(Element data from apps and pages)
####################

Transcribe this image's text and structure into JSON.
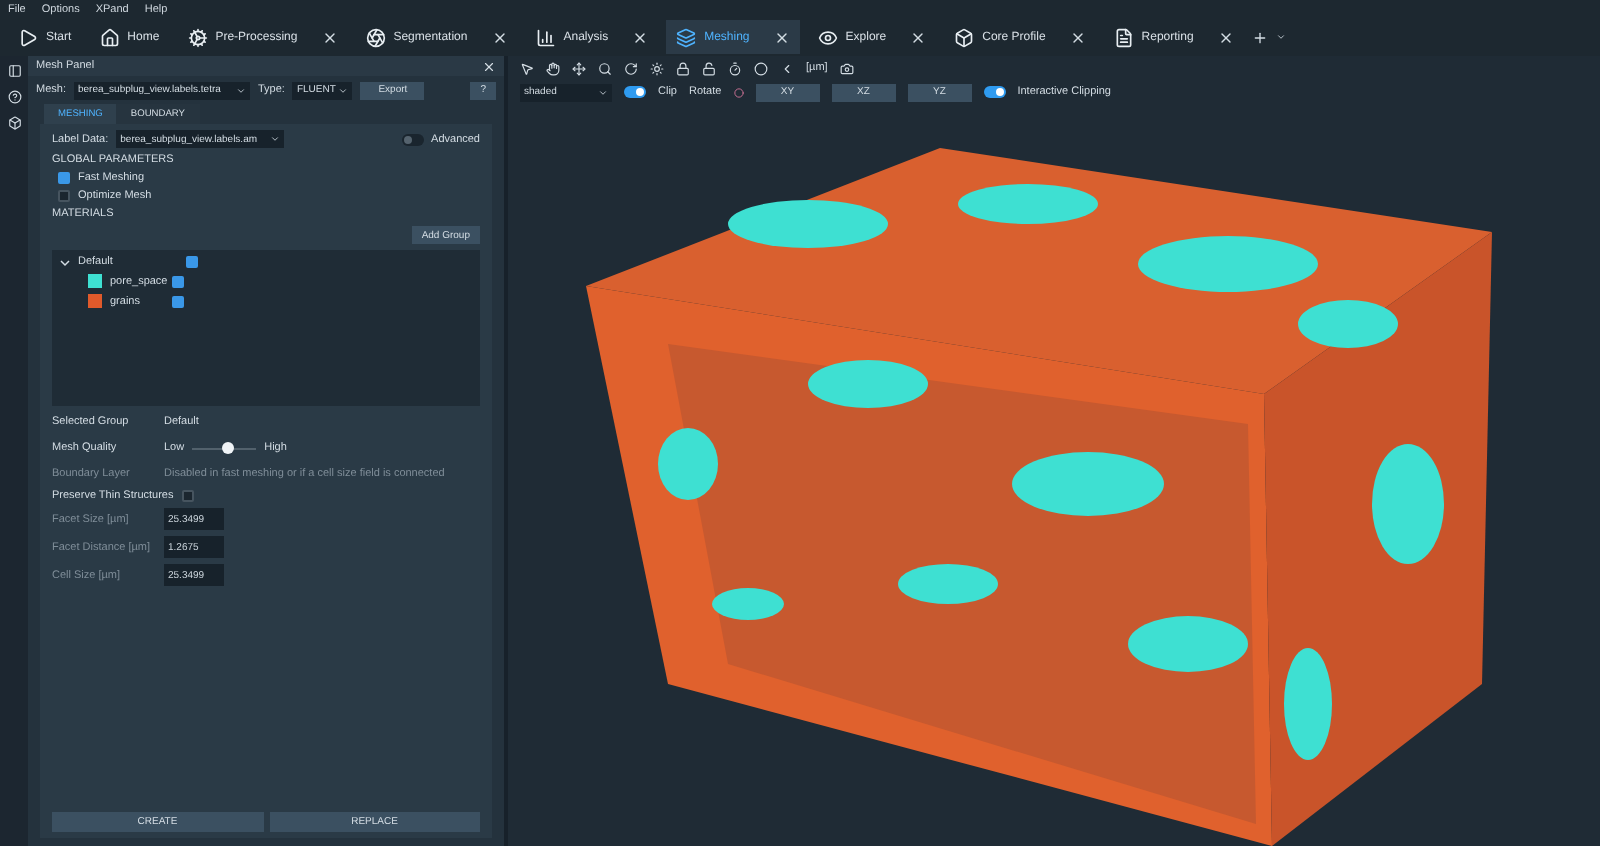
{
  "menu": [
    "File",
    "Options",
    "XPand",
    "Help"
  ],
  "tabs": [
    {
      "label": "Start",
      "selected": false,
      "closable": false
    },
    {
      "label": "Home",
      "selected": false,
      "closable": false
    },
    {
      "label": "Pre-Processing",
      "selected": false,
      "closable": true
    },
    {
      "label": "Segmentation",
      "selected": false,
      "closable": true
    },
    {
      "label": "Analysis",
      "selected": false,
      "closable": true
    },
    {
      "label": "Meshing",
      "selected": true,
      "closable": true
    },
    {
      "label": "Explore",
      "selected": false,
      "closable": true
    },
    {
      "label": "Core Profile",
      "selected": false,
      "closable": true
    },
    {
      "label": "Reporting",
      "selected": false,
      "closable": true
    }
  ],
  "panel": {
    "title": "Mesh Panel",
    "mesh_label": "Mesh:",
    "mesh_value": "berea_subplug_view.labels.tetra",
    "type_label": "Type:",
    "type_value": "FLUENT",
    "export": "Export",
    "help": "?",
    "subtabs": [
      {
        "label": "MESHING",
        "selected": true
      },
      {
        "label": "BOUNDARY",
        "selected": false
      }
    ],
    "label_data_label": "Label Data:",
    "label_data_value": "berea_subplug_view.labels.am",
    "advanced": {
      "label": "Advanced",
      "on": false
    },
    "global_title": "GLOBAL PARAMETERS",
    "options": [
      {
        "label": "Fast Meshing",
        "checked": true
      },
      {
        "label": "Optimize Mesh",
        "checked": false
      }
    ],
    "materials_title": "MATERIALS",
    "add_group": "Add Group",
    "tree": [
      {
        "label": "Default",
        "checked": true,
        "expanded": true,
        "children": [
          {
            "label": "pore_space",
            "color": "#3ee0d2",
            "checked": true
          },
          {
            "label": "grains",
            "color": "#e05a2b",
            "checked": true
          }
        ]
      }
    ],
    "properties": [
      {
        "kind": "text",
        "label": "Selected Group",
        "value": "Default",
        "disabled": false
      },
      {
        "kind": "slider",
        "label": "Mesh Quality",
        "low": "Low",
        "high": "High",
        "level": 0.55,
        "disabled": false
      },
      {
        "kind": "text",
        "label": "Boundary Layer",
        "value": "Disabled in fast meshing or if a cell size field is connected",
        "disabled": true
      },
      {
        "kind": "checkbox",
        "label": "Preserve Thin Structures",
        "checked": false,
        "disabled": false
      },
      {
        "kind": "field",
        "label": "Facet Size [µm]",
        "value": "25.3499",
        "disabled": true
      },
      {
        "kind": "field",
        "label": "Facet Distance [µm]",
        "value": "1.2675",
        "disabled": true
      },
      {
        "kind": "field",
        "label": "Cell Size [µm]",
        "value": "25.3499",
        "disabled": true
      }
    ],
    "buttons": [
      "CREATE",
      "REPLACE"
    ]
  },
  "viewer": {
    "unit": "[µm]",
    "shading": "shaded",
    "clip": {
      "label": "Clip",
      "on": true
    },
    "rotate": "Rotate",
    "planes": [
      "XY",
      "XZ",
      "YZ"
    ],
    "interactive_clipping": {
      "label": "Interactive Clipping",
      "on": true
    }
  }
}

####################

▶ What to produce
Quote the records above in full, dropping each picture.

▶ Solution to this exercise
Transcribe this image's text and structure into JSON.
{
  "menu": [
    "File",
    "Options",
    "XPand",
    "Help"
  ],
  "tabs": [
    {
      "label": "Start",
      "selected": false,
      "closable": false
    },
    {
      "label": "Home",
      "selected": false,
      "closable": false
    },
    {
      "label": "Pre-Processing",
      "selected": false,
      "closable": true
    },
    {
      "label": "Segmentation",
      "selected": false,
      "closable": true
    },
    {
      "label": "Analysis",
      "selected": false,
      "closable": true
    },
    {
      "label": "Meshing",
      "selected": true,
      "closable": true
    },
    {
      "label": "Explore",
      "selected": false,
      "closable": true
    },
    {
      "label": "Core Profile",
      "selected": false,
      "closable": true
    },
    {
      "label": "Reporting",
      "selected": false,
      "closable": true
    }
  ],
  "panel": {
    "title": "Mesh Panel",
    "mesh_label": "Mesh:",
    "mesh_value": "berea_subplug_view.labels.tetra",
    "type_label": "Type:",
    "type_value": "FLUENT",
    "export": "Export",
    "help": "?",
    "subtabs": [
      {
        "label": "MESHING",
        "selected": true
      },
      {
        "label": "BOUNDARY",
        "selected": false
      }
    ],
    "label_data_label": "Label Data:",
    "label_data_value": "berea_subplug_view.labels.am",
    "advanced": {
      "label": "Advanced",
      "on": false
    },
    "global_title": "GLOBAL PARAMETERS",
    "options": [
      {
        "label": "Fast Meshing",
        "checked": true
      },
      {
        "label": "Optimize Mesh",
        "checked": false
      }
    ],
    "materials_title": "MATERIALS",
    "add_group": "Add Group",
    "tree": [
      {
        "label": "Default",
        "checked": true,
        "expanded": true,
        "children": [
          {
            "label": "pore_space",
            "color": "#3ee0d2",
            "checked": true
          },
          {
            "label": "grains",
            "color": "#e05a2b",
            "checked": true
          }
        ]
      }
    ],
    "properties": [
      {
        "kind": "text",
        "label": "Selected Group",
        "value": "Default",
        "disabled": false
      },
      {
        "kind": "slider",
        "label": "Mesh Quality",
        "low": "Low",
        "high": "High",
        "level": 0.55,
        "disabled": false
      },
      {
        "kind": "text",
        "label": "Boundary Layer",
        "value": "Disabled in fast meshing or if a cell size field is connected",
        "disabled": true
      },
      {
        "kind": "checkbox",
        "label": "Preserve Thin Structures",
        "checked": false,
        "disabled": false
      },
      {
        "kind": "field",
        "label": "Facet Size [µm]",
        "value": "25.3499",
        "disabled": true
      },
      {
        "kind": "field",
        "label": "Facet Distance [µm]",
        "value": "1.2675",
        "disabled": true
      },
      {
        "kind": "field",
        "label": "Cell Size [µm]",
        "value": "25.3499",
        "disabled": true
      }
    ],
    "buttons": [
      "CREATE",
      "REPLACE"
    ]
  },
  "viewer": {
    "unit": "[µm]",
    "shading": "shaded",
    "clip": {
      "label": "Clip",
      "on": true
    },
    "rotate": "Rotate",
    "planes": [
      "XY",
      "XZ",
      "YZ"
    ],
    "interactive_clipping": {
      "label": "Interactive Clipping",
      "on": true
    }
  }
}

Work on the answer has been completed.